Journal Article
Water Resources and Hydrological Management

Water resources refer to fresh surface waters and groundwater that are subject to various types of hydrological management (i.e., human measurement, use, control, and conservation). Key hydrologic processes in the world's water cycle include precipitation as snow and rain, interception of rainfall by plants, infiltration into soil surfaces, evaporation and transpiration by plants, runoff and snowmelt into streams, lakes, and wetlands, erosion and sedimentation of those surface water bodies, recharge of groundwater aquifers, and ultimately discharge into saline coastal waters. Human activities convert hydrologic processes into water resources that serve various purposes. Water resources can also be defined as systems of supply, demand, treatment, use, recycling, wastewater treatment, discharge, and reuse until water ultimately returns to the atmosphere or ocean. Hydrologic management strives to mitigate water hazards that include floods, droughts, mudslides, accelerated erosion, land subsidence, and storm surge. Other water-related risks include water pollution, dam failure, and water-borne disease. These water problems can give rise to human conflicts, and can be aggravated by conflicts over other issues. Water resources planning strives to address such conflicts by generating alternatives for fulfilling desired water uses in ways that support efficient, equitable, and sustainable water governance from the international to national, regional, and local scales.

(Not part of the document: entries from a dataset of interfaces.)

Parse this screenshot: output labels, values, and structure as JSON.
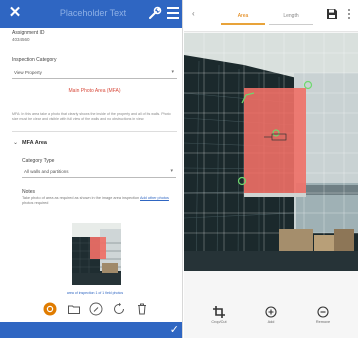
{
  "left_panel": {
    "title": "Placeholder Text",
    "assignment_label": "Assignment ID",
    "assignment_value": "4034560",
    "inspection_label": "Inspection Category",
    "inspection_value": "View Property",
    "red_link": "Main Photo Area (MFA)",
    "notice": "MFA: In this area take a photo that clearly shows the inside of the property and all of its walls. Photo size must be clear and visible with full view of the walls and no obstructions in view.",
    "mfa_section_title": "MFA Area",
    "category_label": "Category Type",
    "category_value": "All walls and partitions",
    "notes_label": "Notes",
    "notes_text": "Take photo of area as required as shown in the image area inspection",
    "notes_link": "Add other photos",
    "notes_suffix": "photos required",
    "thumbnail_caption": "area of inspection 1 of 1 field photos"
  },
  "right_panel": {
    "tab_area": "Area",
    "tab_length": "Length",
    "tools": [
      {
        "label": "Crop/Cut",
        "icon": "crop-icon"
      },
      {
        "label": "Add",
        "icon": "add-circle-icon"
      },
      {
        "label": "Remove",
        "icon": "remove-circle-icon"
      }
    ]
  },
  "colors": {
    "primary": "#2f66c2",
    "accent_orange": "#e07c00",
    "alert_red": "#d84b3c",
    "overlay_red": "#ef6f66",
    "overlay_green": "#6ed96e"
  }
}
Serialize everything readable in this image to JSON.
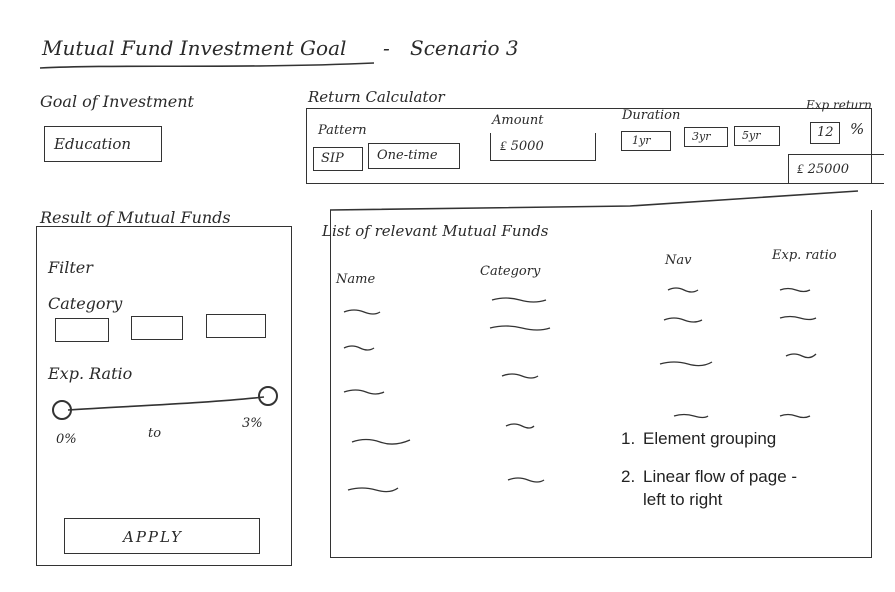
{
  "page_title": "Mutual Fund Investment Goal",
  "scenario": "Scenario 3",
  "goal": {
    "heading": "Goal of Investment",
    "value": "Education"
  },
  "calculator": {
    "heading": "Return Calculator",
    "pattern_label": "Pattern",
    "pattern_options": [
      "SIP",
      "One-time"
    ],
    "amount_label": "Amount",
    "amount_value": "₤ 5000",
    "duration_label": "Duration",
    "duration_options": [
      "1yr",
      "3yr",
      "5yr"
    ],
    "exp_return_label": "Exp return",
    "exp_return_value": "12",
    "exp_return_unit": "%",
    "result_value": "₤ 25000"
  },
  "result_panel": {
    "heading": "Result of Mutual Funds",
    "filter_label": "Filter",
    "category_label": "Category",
    "exp_ratio_label": "Exp. Ratio",
    "slider_min": "0%",
    "slider_to": "to",
    "slider_max": "3%",
    "apply_label": "APPLY"
  },
  "fund_list": {
    "heading": "List of relevant Mutual Funds",
    "columns": [
      "Name",
      "Category",
      "Nav",
      "Exp. ratio"
    ]
  },
  "notes": [
    {
      "num": "1.",
      "text": "Element grouping"
    },
    {
      "num": "2.",
      "text": "Linear flow of page -"
    },
    {
      "num": "",
      "text": "left to right"
    }
  ]
}
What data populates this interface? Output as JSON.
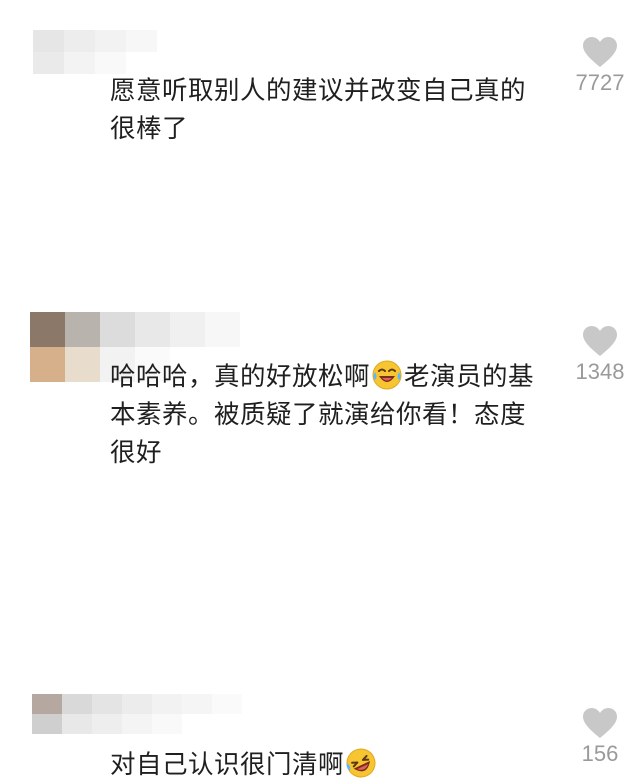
{
  "comments": [
    {
      "text": "愿意听取别人的建议并改变自己真的很棒了",
      "likes": "7727",
      "avatar_icon": "blurred-avatar"
    },
    {
      "text_before_emoji": "哈哈哈，真的好放松啊",
      "emoji_icon": "laughing-tears-emoji",
      "text_after_emoji": "老演员的基本素养。被质疑了就演给你看！态度很好",
      "likes": "1348",
      "avatar_icon": "blurred-avatar"
    },
    {
      "text": "对自己认识很门清啊",
      "emoji_icon": "rolling-laughing-emoji",
      "likes": "156",
      "avatar_icon": "blurred-avatar"
    }
  ],
  "like_icon": "heart-icon",
  "colors": {
    "text": "#1f1f1f",
    "count": "#9a9a9a",
    "heart": "#c8c8c8",
    "emoji_face": "#f7c531"
  }
}
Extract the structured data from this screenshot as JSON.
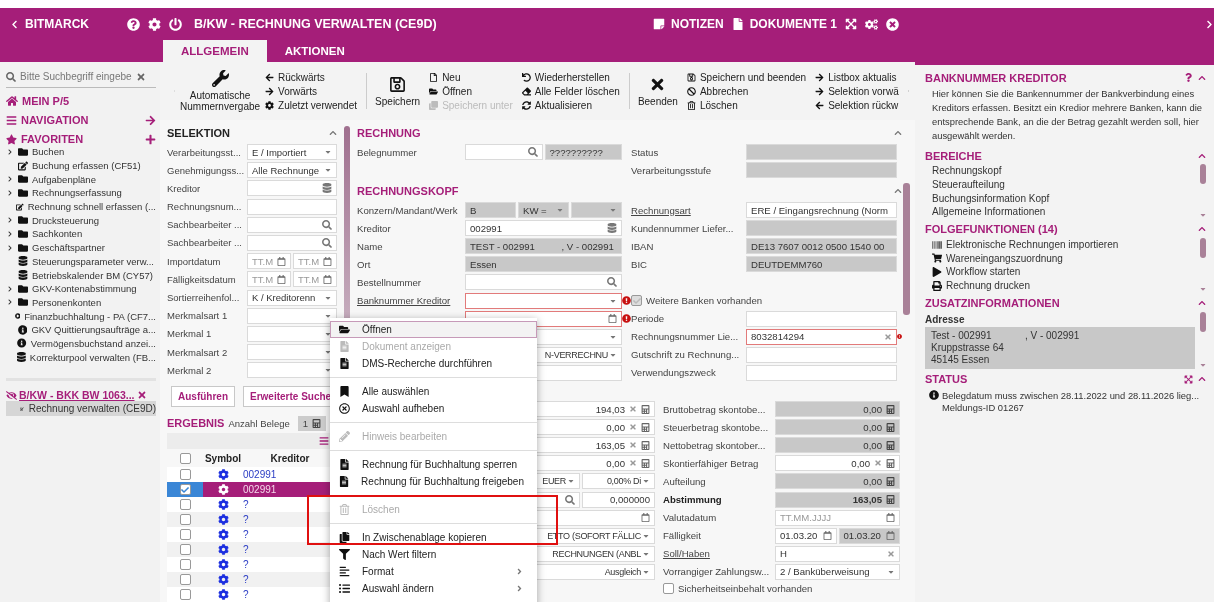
{
  "header": {
    "back_label": "BITMARCK",
    "title": "B/KW - RECHNUNG VERWALTEN (CE9D)",
    "notes_label": "NOTIZEN",
    "documents_label": "DOKUMENTE 1"
  },
  "tabs": [
    {
      "label": "ALLGEMEIN",
      "selected": true
    },
    {
      "label": "AKTIONEN",
      "selected": false
    }
  ],
  "sidebar": {
    "search": {
      "placeholder": "Bitte Suchbegriff eingebe"
    },
    "home": "MEIN P/5",
    "navigation": "NAVIGATION",
    "favorites": "FAVORITEN",
    "favorite_items": [
      {
        "kind": "folder",
        "label": "Buchen",
        "expanded": false
      },
      {
        "kind": "edit",
        "label": "Buchung erfassen (CF51)"
      },
      {
        "kind": "folder",
        "label": "Aufgabenpläne",
        "expanded": false
      },
      {
        "kind": "folder",
        "label": "Rechnungserfassung",
        "expanded": false
      },
      {
        "kind": "edit",
        "label": "Rechnung schnell erfassen (..."
      },
      {
        "kind": "folder",
        "label": "Drucksteuerung",
        "expanded": false
      },
      {
        "kind": "folder",
        "label": "Sachkonten",
        "expanded": false
      },
      {
        "kind": "folder",
        "label": "Geschäftspartner",
        "expanded": false
      },
      {
        "kind": "db",
        "label": "Steuerungsparameter verw..."
      },
      {
        "kind": "db",
        "label": "Betriebskalender BM (CY57)"
      },
      {
        "kind": "folder",
        "label": "GKV-Kontenabstimmung",
        "expanded": false
      },
      {
        "kind": "folder",
        "label": "Personenkonten",
        "expanded": false
      },
      {
        "kind": "play",
        "label": "Finanzbuchhaltung - PA (CF7..."
      },
      {
        "kind": "info",
        "label": "GKV Quittierungsaufträge a..."
      },
      {
        "kind": "info",
        "label": "Vermögensbuchstand anzei..."
      },
      {
        "kind": "db",
        "label": "Korrekturpool verwalten (FB..."
      }
    ],
    "open_session": {
      "label": "B/KW - BKK BW 1063...",
      "items": [
        {
          "label": "Rechnung verwalten (CE9D)",
          "selected": true
        }
      ]
    }
  },
  "toolbar": {
    "groups": [
      {
        "large": {
          "kind": "wrench",
          "label": "Automatische Nummernvergabe"
        },
        "columns": [
          [
            {
              "kind": "back",
              "label": "Rückwärts",
              "disabled": false
            },
            {
              "kind": "forward",
              "label": "Vorwärts",
              "disabled": false
            },
            {
              "kind": "gear",
              "label": "Zuletzt verwendet",
              "disabled": false
            }
          ]
        ]
      },
      {
        "large": {
          "kind": "save",
          "label": "Speichern"
        },
        "columns": [
          [
            {
              "kind": "new",
              "label": "Neu",
              "disabled": false
            },
            {
              "kind": "open",
              "label": "Öffnen",
              "disabled": false
            },
            {
              "kind": "save-as",
              "label": "Speichern unter",
              "disabled": true
            }
          ],
          [
            {
              "kind": "undo",
              "label": "Wiederherstellen",
              "disabled": false
            },
            {
              "kind": "eraser",
              "label": "Alle Felder löschen",
              "disabled": false
            },
            {
              "kind": "refresh",
              "label": "Aktualisieren",
              "disabled": false
            }
          ]
        ]
      },
      {
        "large": {
          "kind": "close",
          "label": "Beenden"
        },
        "columns": [
          [
            {
              "kind": "save-small",
              "label": "Speichern und beenden",
              "disabled": false
            },
            {
              "kind": "cancel",
              "label": "Abbrechen",
              "disabled": false
            },
            {
              "kind": "trash",
              "label": "Löschen",
              "disabled": false
            }
          ],
          [
            {
              "kind": "forward",
              "label": "Listbox aktualis",
              "disabled": false
            },
            {
              "kind": "forward",
              "label": "Selektion vorwä",
              "disabled": false
            },
            {
              "kind": "back",
              "label": "Selektion rückw",
              "disabled": false
            }
          ]
        ]
      }
    ]
  },
  "selection": {
    "title": "SELEKTION",
    "rows": [
      {
        "label": "Verarbeitungsst...",
        "fields": [
          {
            "kind": "select",
            "value": "E / Importiert"
          }
        ]
      },
      {
        "label": "Genehmigungss...",
        "fields": [
          {
            "kind": "select",
            "value": "Alle Rechnunge"
          }
        ]
      },
      {
        "label": "Kreditor",
        "fields": [
          {
            "kind": "db"
          }
        ]
      },
      {
        "label": "Rechnungsnum...",
        "fields": [
          {
            "kind": "text"
          }
        ]
      },
      {
        "label": "Sachbearbeiter ...",
        "fields": [
          {
            "kind": "search"
          }
        ]
      },
      {
        "label": "Sachbearbeiter ...",
        "fields": [
          {
            "kind": "search"
          }
        ]
      },
      {
        "label": "Importdatum",
        "fields": [
          {
            "kind": "date",
            "placeholder": "TT.M"
          },
          {
            "kind": "date",
            "placeholder": "TT.M"
          }
        ]
      },
      {
        "label": "Fälligkeitsdatum",
        "fields": [
          {
            "kind": "date",
            "placeholder": "TT.M"
          },
          {
            "kind": "date",
            "placeholder": "TT.M"
          }
        ]
      },
      {
        "label": "Sortierreihenfol...",
        "fields": [
          {
            "kind": "select",
            "value": "K / Kreditorenn"
          }
        ]
      },
      {
        "label": "Merkmalsart 1",
        "fields": [
          {
            "kind": "select"
          }
        ]
      },
      {
        "label": "Merkmal 1",
        "fields": [
          {
            "kind": "select"
          }
        ]
      },
      {
        "label": "Merkmalsart 2",
        "fields": [
          {
            "kind": "select"
          }
        ]
      },
      {
        "label": "Merkmal 2",
        "fields": [
          {
            "kind": "select"
          }
        ]
      }
    ],
    "buttons": [
      "Ausführen",
      "Erweiterte Suche"
    ]
  },
  "result": {
    "title": "ERGEBNIS",
    "count_label": "Anzahl Belege",
    "count": "1",
    "all_checked": false,
    "columns": [
      "Symbol",
      "Kreditor"
    ],
    "rows": [
      {
        "checked": false,
        "selected": false,
        "kreditor": "002991"
      },
      {
        "checked": true,
        "selected": true,
        "kreditor": "002991"
      },
      {
        "checked": false,
        "selected": false,
        "kreditor": "?"
      },
      {
        "checked": false,
        "selected": false,
        "kreditor": "?"
      },
      {
        "checked": false,
        "selected": false,
        "kreditor": "?"
      },
      {
        "checked": false,
        "selected": false,
        "kreditor": "?"
      },
      {
        "checked": false,
        "selected": false,
        "kreditor": "?"
      },
      {
        "checked": false,
        "selected": false,
        "kreditor": "?"
      },
      {
        "checked": false,
        "selected": false,
        "kreditor": "?"
      }
    ]
  },
  "rechnung": {
    "title": "RECHNUNG",
    "rows": [
      {
        "left": {
          "label": "Belegnummer",
          "fields": [
            {
              "kind": "search"
            },
            {
              "kind": "readonly",
              "value": "??????????"
            }
          ]
        },
        "right": {
          "label": "Status",
          "fields": [
            {
              "kind": "readonly"
            }
          ]
        }
      },
      {
        "right": {
          "label": "Verarbeitungsstufe",
          "fields": [
            {
              "kind": "readonly"
            }
          ]
        }
      }
    ]
  },
  "rechnungskopf": {
    "title": "RECHNUNGSKOPF",
    "rows": [
      {
        "left": {
          "label": "Konzern/Mandant/Werk",
          "fields": [
            {
              "kind": "readonly",
              "value": "B"
            },
            {
              "kind": "readonly-select",
              "value": "KW ="
            },
            {
              "kind": "readonly-select"
            }
          ]
        },
        "right": {
          "label": "Rechnungsart",
          "link": true,
          "fields": [
            {
              "kind": "select",
              "value": "ERE / Eingangsrechnung (Norm"
            }
          ]
        }
      },
      {
        "left": {
          "label": "Kreditor",
          "fields": [
            {
              "kind": "db",
              "value": "002991"
            }
          ]
        },
        "right": {
          "label": "Kundennummer Liefer...",
          "fields": [
            {
              "kind": "readonly"
            }
          ]
        }
      },
      {
        "left": {
          "label": "Name",
          "fields": [
            {
              "kind": "readonly",
              "value": "TEST - 002991          , V - 002991"
            }
          ]
        },
        "right": {
          "label": "IBAN",
          "fields": [
            {
              "kind": "readonly",
              "value": "DE13 7607 0012 0500 1540 00"
            }
          ]
        }
      },
      {
        "left": {
          "label": "Ort",
          "fields": [
            {
              "kind": "readonly",
              "value": "Essen"
            }
          ]
        },
        "right": {
          "label": "BIC",
          "fields": [
            {
              "kind": "readonly",
              "value": "DEUTDEMM760"
            }
          ]
        }
      },
      {
        "left": {
          "label": "Bestellnummer",
          "fields": [
            {
              "kind": "search"
            }
          ]
        }
      },
      {
        "left": {
          "label": "Banknummer Kreditor",
          "link": true,
          "fields": [
            {
              "kind": "select",
              "error": true
            }
          ]
        },
        "right": {
          "kind": "checkbox",
          "label": "Weitere Banken vorhanden",
          "checked": true,
          "disabled": true
        }
      },
      {
        "left": {
          "fields": [
            {
              "kind": "date",
              "error": true
            }
          ]
        },
        "right": {
          "label": "Periode",
          "fields": [
            {
              "kind": "text"
            }
          ]
        }
      },
      {
        "left": {
          "fields": [
            {
              "kind": "select"
            }
          ]
        },
        "right": {
          "label": "Rechnungsnummer Lie...",
          "fields": [
            {
              "kind": "clear",
              "value": "8032814294",
              "error": true
            }
          ]
        }
      },
      {
        "left": {
          "fields": [
            {
              "kind": "partial-select",
              "value": "N-VERRECHNU"
            }
          ]
        },
        "right": {
          "label": "Gutschrift zu Rechnung...",
          "fields": [
            {
              "kind": "text"
            }
          ]
        }
      },
      {
        "left": {
          "fields": [
            {
              "kind": "text"
            }
          ]
        },
        "right": {
          "label": "Verwendungszweck",
          "fields": [
            {
              "kind": "text"
            }
          ]
        }
      }
    ],
    "amount_rows": [
      {
        "left": {
          "fields": [
            {
              "kind": "amount",
              "value": "194,03"
            }
          ]
        },
        "right": {
          "label": "Bruttobetrag skontobe...",
          "fields": [
            {
              "kind": "readonly-amount",
              "value": "0,00"
            }
          ]
        }
      },
      {
        "left": {
          "fields": [
            {
              "kind": "amount",
              "value": "0,00"
            }
          ]
        },
        "right": {
          "label": "Steuerbetrag skontobe...",
          "fields": [
            {
              "kind": "readonly-amount",
              "value": "0,00"
            }
          ]
        }
      },
      {
        "left": {
          "fields": [
            {
              "kind": "amount",
              "value": "163,05"
            }
          ]
        },
        "right": {
          "label": "Nettobetrag skontober...",
          "fields": [
            {
              "kind": "readonly-amount",
              "value": "0,00"
            }
          ]
        }
      },
      {
        "left": {
          "fields": [
            {
              "kind": "amount",
              "value": "0,00"
            }
          ]
        },
        "right": {
          "label": "Skontierfähiger Betrag",
          "fields": [
            {
              "kind": "amount",
              "value": "0,00"
            }
          ]
        }
      },
      {
        "left": {
          "fields": [
            {
              "kind": "partial-select",
              "value": "EUER"
            },
            {
              "kind": "partial-select",
              "value": "0,00% Di"
            }
          ]
        },
        "right": {
          "label": "Aufteilung",
          "fields": [
            {
              "kind": "readonly-amount",
              "value": "0,00"
            }
          ]
        }
      },
      {
        "left": {
          "fields": [
            {
              "kind": "search"
            },
            {
              "kind": "number",
              "value": "0,000000"
            }
          ]
        },
        "right": {
          "label": "Abstimmung",
          "strong": true,
          "fields": [
            {
              "kind": "readonly-amount",
              "value": "163,05"
            }
          ]
        }
      },
      {
        "left": {
          "fields": [
            {
              "kind": "date"
            }
          ]
        },
        "right": {
          "label": "Valutadatum",
          "fields": [
            {
              "kind": "date",
              "placeholder": "TT.MM.JJJJ"
            }
          ]
        }
      },
      {
        "left": {
          "fields": [
            {
              "kind": "partial-select",
              "value": "ETTO (SOFORT FÄLLIC"
            }
          ]
        },
        "right": {
          "label": "Fälligkeit",
          "fields": [
            {
              "kind": "date",
              "value": "01.03.20"
            },
            {
              "kind": "readonly-date",
              "value": "01.03.20"
            }
          ]
        }
      },
      {
        "left": {
          "fields": [
            {
              "kind": "partial-select",
              "value": "RECHNUNGEN (ANBL"
            }
          ]
        },
        "right": {
          "label": "Soll/Haben",
          "link": true,
          "fields": [
            {
              "kind": "clear",
              "value": "H"
            }
          ]
        }
      },
      {
        "left": {
          "fields": [
            {
              "kind": "partial-select",
              "value": "Ausgleich"
            }
          ]
        },
        "right": {
          "label": "Vorrangiger Zahlungsw...",
          "fields": [
            {
              "kind": "select",
              "value": "2 / Banküberweisung"
            }
          ]
        }
      },
      {
        "right": {
          "kind": "checkbox",
          "label": "Sicherheitseinbehalt vorhanden",
          "checked": false,
          "disabled": false
        }
      }
    ]
  },
  "context_menu": {
    "groups": [
      [
        {
          "kind": "open",
          "label": "Öffnen",
          "selected": true,
          "disabled": false
        },
        {
          "kind": "doc",
          "label": "Dokument anzeigen",
          "selected": false,
          "disabled": true
        },
        {
          "kind": "doc",
          "label": "DMS-Recherche durchführen",
          "selected": false,
          "disabled": false
        }
      ],
      [
        {
          "kind": "bookmark",
          "label": "Alle auswählen",
          "selected": false,
          "disabled": false
        },
        {
          "kind": "deselect",
          "label": "Auswahl aufheben",
          "selected": false,
          "disabled": false
        }
      ],
      [
        {
          "kind": "pencil",
          "label": "Hinweis bearbeiten",
          "selected": false,
          "disabled": true
        }
      ],
      [
        {
          "kind": "doc",
          "label": "Rechnung für Buchhaltung sperren",
          "selected": false,
          "disabled": false
        },
        {
          "kind": "doc",
          "label": "Rechnung für Buchhaltung freigeben",
          "selected": false,
          "disabled": false
        }
      ],
      [
        {
          "kind": "trash",
          "label": "Löschen",
          "selected": false,
          "disabled": true
        }
      ],
      [
        {
          "kind": "copy",
          "label": "In Zwischenablage kopieren",
          "selected": false,
          "disabled": false
        },
        {
          "kind": "filter",
          "label": "Nach Wert filtern",
          "selected": false,
          "disabled": false
        },
        {
          "kind": "format",
          "label": "Format",
          "selected": false,
          "disabled": false,
          "submenu": true
        },
        {
          "kind": "list",
          "label": "Auswahl ändern",
          "selected": false,
          "disabled": false,
          "submenu": true
        }
      ]
    ]
  },
  "help": {
    "title": "BANKNUMMER KREDITOR",
    "text": "Hier können Sie die Bankennummer der Bankverbindung eines Kreditors erfassen. Besitzt ein Kredior mehrere Banken, kann die entsprechende Bank, an die der Betrag gezahlt werden soll, hier ausgewählt werden."
  },
  "areas": {
    "title": "BEREICHE",
    "items": [
      "Rechnungskopf",
      "Steueraufteilung",
      "Buchungsinformation Kopf",
      "Allgemeine Informationen"
    ]
  },
  "follow_up": {
    "title": "FOLGEFUNKTIONEN (14)",
    "items": [
      {
        "kind": "barcode",
        "label": "Elektronische Rechnungen importieren"
      },
      {
        "kind": "cart",
        "label": "Wareneingangszuordnung"
      },
      {
        "kind": "play",
        "label": "Workflow starten"
      },
      {
        "kind": "print",
        "label": "Rechnung drucken"
      }
    ]
  },
  "extra_info": {
    "title": "ZUSATZINFORMATIONEN",
    "subtitle": "Adresse",
    "lines": [
      "Test - 002991            , V - 002991",
      "Kruppstrasse 64",
      "45145 Essen"
    ]
  },
  "status": {
    "title": "STATUS",
    "messages": [
      {
        "text": "Belegdatum muss zwischen 28.11.2022 und 28.11.2026 lieg...",
        "id": "Meldungs-ID 01267"
      }
    ]
  }
}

Title
Publication TypeJournal Article
Year of Publication2017
AuthorsWescoat J
JournalThe International Encyclopedia of Geography
Abstract

Water resources refer to fresh surface waters and groundwater that are subject to various types of hydrological management (i.e., human measurement, use, control, and conservation). Key hydrologic processes in the world's water cycle include precipitation as snow and rain, interception of rainfall by plants, infiltration into soil surfaces, evaporation and transpiration by plants, runoff and snowmelt into streams, lakes, and wetlands, erosion and sedimentation of those surface water bodies, recharge of groundwater aquifers, and ultimately discharge into saline coastal waters. Human activities convert hydrologic processes into water resources that serve various purposes. Water resources can also be defined as systems of supply, demand, treatment, use, recycling, wastewater treatment, discharge, and reuse until water ultimately returns to the atmosphere or ocean. Hydrologic management strives to mitigate water hazards that include floods, droughts, mudslides, accelerated erosion, land subsidence, and storm surge. Other water-related risks include water pollution, dam failure, and water-borne disease. These water problems can give rise to human conflicts, and can be aggravated by conflicts over other issues. Water resources planning strives to address such conflicts by generating alternatives for fulfilling desired water uses in ways that support efficient, equitable, and sustainable water governance from the international to national, regional, and local scales.

URLhttp://onlinelibrary.wiley.com/doi/10.1002/9781118786352.wbieg0620/abstract
DOI10.1002/9781118786352.wbieg0620